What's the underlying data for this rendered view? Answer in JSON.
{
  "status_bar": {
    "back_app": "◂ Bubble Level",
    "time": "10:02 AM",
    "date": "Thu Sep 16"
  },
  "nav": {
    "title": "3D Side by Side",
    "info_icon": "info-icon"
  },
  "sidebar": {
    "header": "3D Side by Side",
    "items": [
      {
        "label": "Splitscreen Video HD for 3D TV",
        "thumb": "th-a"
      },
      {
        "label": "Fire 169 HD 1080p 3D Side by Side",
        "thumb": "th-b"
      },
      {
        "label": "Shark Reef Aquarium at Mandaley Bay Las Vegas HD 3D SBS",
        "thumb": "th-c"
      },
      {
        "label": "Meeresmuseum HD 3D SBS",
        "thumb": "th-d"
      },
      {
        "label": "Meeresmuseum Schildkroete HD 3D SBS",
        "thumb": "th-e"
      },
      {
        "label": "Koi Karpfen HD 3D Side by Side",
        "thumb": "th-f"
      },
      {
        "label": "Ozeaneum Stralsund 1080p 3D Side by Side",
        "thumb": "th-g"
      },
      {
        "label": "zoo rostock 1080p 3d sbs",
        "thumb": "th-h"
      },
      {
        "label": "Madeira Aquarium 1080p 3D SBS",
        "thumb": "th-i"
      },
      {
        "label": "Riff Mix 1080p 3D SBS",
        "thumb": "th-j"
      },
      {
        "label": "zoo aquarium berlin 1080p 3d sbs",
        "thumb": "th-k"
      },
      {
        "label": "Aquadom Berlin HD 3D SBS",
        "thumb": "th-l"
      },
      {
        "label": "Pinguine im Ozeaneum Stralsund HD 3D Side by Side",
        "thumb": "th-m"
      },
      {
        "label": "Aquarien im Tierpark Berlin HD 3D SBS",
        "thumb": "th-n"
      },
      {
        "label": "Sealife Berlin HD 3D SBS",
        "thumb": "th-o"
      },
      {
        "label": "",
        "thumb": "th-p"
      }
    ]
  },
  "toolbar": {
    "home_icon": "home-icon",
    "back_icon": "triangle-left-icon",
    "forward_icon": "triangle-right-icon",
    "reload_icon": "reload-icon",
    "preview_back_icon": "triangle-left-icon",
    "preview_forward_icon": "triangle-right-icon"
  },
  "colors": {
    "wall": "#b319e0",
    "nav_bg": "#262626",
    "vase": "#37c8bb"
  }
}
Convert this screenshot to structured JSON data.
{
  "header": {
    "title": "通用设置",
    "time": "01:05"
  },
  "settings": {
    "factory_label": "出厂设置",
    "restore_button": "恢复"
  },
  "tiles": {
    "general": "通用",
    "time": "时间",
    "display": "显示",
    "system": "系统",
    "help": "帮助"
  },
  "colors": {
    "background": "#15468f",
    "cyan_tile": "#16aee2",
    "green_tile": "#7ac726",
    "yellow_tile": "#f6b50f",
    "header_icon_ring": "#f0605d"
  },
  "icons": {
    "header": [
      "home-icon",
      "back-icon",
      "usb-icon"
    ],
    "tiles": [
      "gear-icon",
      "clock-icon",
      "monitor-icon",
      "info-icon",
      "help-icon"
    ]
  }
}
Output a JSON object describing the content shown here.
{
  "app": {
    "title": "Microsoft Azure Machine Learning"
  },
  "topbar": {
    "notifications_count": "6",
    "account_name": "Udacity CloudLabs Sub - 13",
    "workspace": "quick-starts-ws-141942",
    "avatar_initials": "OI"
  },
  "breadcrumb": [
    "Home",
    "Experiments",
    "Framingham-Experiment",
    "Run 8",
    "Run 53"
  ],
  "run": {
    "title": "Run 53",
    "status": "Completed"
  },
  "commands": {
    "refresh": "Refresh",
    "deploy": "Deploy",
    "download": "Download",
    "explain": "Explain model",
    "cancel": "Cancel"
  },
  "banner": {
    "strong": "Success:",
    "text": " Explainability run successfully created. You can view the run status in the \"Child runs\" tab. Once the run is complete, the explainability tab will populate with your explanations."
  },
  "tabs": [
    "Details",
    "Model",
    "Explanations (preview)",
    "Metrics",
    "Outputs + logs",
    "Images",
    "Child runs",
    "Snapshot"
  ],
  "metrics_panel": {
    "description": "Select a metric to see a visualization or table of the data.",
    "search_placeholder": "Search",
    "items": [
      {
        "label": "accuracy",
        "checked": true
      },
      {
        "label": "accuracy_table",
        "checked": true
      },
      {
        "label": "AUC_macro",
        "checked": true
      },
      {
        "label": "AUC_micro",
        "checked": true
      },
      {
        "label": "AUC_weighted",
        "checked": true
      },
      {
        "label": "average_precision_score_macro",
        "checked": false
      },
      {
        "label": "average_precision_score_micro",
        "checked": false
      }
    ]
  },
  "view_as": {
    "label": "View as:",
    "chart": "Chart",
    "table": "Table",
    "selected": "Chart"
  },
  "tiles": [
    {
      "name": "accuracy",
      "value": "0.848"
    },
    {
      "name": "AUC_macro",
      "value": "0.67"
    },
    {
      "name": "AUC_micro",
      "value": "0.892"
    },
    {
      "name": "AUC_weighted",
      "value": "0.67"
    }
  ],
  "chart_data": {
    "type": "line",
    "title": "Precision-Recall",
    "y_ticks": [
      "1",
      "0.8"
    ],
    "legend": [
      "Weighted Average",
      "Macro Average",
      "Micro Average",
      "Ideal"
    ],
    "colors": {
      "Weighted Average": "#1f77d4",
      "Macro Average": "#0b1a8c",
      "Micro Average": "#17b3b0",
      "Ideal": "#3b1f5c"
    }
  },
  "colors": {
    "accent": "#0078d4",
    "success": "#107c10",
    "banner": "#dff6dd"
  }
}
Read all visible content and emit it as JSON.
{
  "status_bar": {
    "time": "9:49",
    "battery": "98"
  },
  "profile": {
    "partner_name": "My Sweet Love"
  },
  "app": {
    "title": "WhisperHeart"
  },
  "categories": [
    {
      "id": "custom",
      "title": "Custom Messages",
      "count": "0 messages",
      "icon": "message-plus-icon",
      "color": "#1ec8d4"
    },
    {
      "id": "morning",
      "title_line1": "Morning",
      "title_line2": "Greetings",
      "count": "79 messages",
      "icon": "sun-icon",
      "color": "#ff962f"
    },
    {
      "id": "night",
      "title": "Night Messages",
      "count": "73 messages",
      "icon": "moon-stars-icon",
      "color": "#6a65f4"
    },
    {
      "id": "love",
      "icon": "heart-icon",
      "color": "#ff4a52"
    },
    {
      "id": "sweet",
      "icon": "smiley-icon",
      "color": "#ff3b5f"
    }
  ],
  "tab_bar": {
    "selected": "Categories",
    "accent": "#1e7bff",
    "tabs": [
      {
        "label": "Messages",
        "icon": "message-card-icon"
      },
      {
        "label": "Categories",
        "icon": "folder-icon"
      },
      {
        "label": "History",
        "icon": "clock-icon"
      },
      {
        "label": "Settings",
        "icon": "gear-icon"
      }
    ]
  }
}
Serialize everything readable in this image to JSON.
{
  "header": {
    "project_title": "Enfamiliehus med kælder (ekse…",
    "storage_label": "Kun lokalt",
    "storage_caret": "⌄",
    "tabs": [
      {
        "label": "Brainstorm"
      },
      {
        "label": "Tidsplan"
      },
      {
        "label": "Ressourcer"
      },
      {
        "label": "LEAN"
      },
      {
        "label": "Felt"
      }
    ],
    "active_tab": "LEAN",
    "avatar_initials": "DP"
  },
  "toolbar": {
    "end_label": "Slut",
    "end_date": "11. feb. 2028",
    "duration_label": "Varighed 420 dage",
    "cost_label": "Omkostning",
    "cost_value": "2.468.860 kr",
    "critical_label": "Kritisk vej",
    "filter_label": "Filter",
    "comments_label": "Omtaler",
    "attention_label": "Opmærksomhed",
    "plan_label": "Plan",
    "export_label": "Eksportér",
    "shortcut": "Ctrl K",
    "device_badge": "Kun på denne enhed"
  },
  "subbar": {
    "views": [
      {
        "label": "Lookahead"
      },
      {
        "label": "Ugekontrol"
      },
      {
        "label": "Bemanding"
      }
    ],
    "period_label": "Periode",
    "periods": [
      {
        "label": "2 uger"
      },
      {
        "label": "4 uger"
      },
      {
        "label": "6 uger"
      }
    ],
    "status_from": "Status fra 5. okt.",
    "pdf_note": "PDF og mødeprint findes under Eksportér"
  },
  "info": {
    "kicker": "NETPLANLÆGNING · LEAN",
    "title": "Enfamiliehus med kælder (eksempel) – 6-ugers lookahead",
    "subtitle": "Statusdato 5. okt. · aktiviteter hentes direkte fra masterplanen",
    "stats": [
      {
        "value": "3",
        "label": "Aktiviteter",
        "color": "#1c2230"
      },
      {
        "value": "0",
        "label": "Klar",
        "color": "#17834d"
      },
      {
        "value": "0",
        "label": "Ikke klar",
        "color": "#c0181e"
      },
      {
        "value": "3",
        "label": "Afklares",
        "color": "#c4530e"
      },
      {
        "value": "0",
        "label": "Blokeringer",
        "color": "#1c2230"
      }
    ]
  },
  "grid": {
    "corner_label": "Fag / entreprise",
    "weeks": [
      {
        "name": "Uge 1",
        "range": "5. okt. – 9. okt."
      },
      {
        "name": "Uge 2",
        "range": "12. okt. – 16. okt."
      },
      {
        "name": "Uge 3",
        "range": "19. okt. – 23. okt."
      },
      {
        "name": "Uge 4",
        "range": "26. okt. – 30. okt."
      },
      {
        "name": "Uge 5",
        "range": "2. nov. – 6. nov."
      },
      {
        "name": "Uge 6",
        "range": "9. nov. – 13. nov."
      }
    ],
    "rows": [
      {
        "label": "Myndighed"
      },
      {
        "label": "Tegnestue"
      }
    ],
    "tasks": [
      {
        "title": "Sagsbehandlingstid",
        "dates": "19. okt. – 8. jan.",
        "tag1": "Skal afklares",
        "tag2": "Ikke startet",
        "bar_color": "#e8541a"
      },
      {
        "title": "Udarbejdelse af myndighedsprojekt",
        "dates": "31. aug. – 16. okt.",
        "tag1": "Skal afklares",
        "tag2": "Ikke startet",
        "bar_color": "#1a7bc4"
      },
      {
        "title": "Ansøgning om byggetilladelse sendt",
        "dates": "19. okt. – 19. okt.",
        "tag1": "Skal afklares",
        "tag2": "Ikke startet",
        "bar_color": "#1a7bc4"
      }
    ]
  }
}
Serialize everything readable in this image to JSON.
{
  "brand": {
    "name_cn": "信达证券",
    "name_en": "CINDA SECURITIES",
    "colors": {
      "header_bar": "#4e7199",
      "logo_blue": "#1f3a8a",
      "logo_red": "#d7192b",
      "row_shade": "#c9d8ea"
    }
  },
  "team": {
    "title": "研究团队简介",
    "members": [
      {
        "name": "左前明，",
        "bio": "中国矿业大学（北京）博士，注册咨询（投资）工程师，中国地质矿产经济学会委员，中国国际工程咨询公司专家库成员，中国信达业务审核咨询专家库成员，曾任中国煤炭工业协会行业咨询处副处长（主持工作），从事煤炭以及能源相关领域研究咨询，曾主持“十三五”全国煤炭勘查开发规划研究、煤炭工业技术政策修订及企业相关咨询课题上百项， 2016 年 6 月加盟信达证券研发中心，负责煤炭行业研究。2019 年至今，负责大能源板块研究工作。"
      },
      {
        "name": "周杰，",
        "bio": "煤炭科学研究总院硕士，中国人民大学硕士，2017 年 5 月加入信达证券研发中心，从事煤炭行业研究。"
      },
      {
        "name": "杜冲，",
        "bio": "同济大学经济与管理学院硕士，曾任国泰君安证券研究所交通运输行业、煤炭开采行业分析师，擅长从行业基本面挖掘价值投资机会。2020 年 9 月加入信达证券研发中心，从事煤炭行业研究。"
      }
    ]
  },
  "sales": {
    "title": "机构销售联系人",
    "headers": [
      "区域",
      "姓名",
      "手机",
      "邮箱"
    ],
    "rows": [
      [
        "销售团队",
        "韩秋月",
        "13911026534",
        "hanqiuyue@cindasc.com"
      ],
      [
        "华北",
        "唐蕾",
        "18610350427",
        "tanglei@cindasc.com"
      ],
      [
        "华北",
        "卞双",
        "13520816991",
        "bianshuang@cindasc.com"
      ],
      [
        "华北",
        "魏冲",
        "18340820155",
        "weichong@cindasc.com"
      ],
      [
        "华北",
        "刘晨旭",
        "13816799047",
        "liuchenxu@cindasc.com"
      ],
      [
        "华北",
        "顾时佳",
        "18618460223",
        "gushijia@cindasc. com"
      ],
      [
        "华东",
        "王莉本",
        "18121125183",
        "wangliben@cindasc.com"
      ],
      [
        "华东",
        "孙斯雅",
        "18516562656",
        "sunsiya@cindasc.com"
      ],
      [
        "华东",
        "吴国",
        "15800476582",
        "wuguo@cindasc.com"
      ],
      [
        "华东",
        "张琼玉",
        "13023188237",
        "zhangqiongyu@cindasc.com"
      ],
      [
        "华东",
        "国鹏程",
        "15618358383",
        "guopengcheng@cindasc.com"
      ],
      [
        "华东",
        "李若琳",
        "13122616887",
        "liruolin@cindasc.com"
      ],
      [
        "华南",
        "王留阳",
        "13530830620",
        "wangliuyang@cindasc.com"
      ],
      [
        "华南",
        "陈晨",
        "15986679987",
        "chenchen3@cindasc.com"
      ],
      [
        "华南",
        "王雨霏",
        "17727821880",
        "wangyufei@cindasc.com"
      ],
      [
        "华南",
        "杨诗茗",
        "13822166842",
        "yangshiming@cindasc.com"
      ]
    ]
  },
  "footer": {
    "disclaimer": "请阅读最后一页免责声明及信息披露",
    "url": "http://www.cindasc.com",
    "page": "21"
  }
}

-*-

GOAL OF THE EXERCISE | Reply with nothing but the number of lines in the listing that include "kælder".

RESPONSE BELOW | 2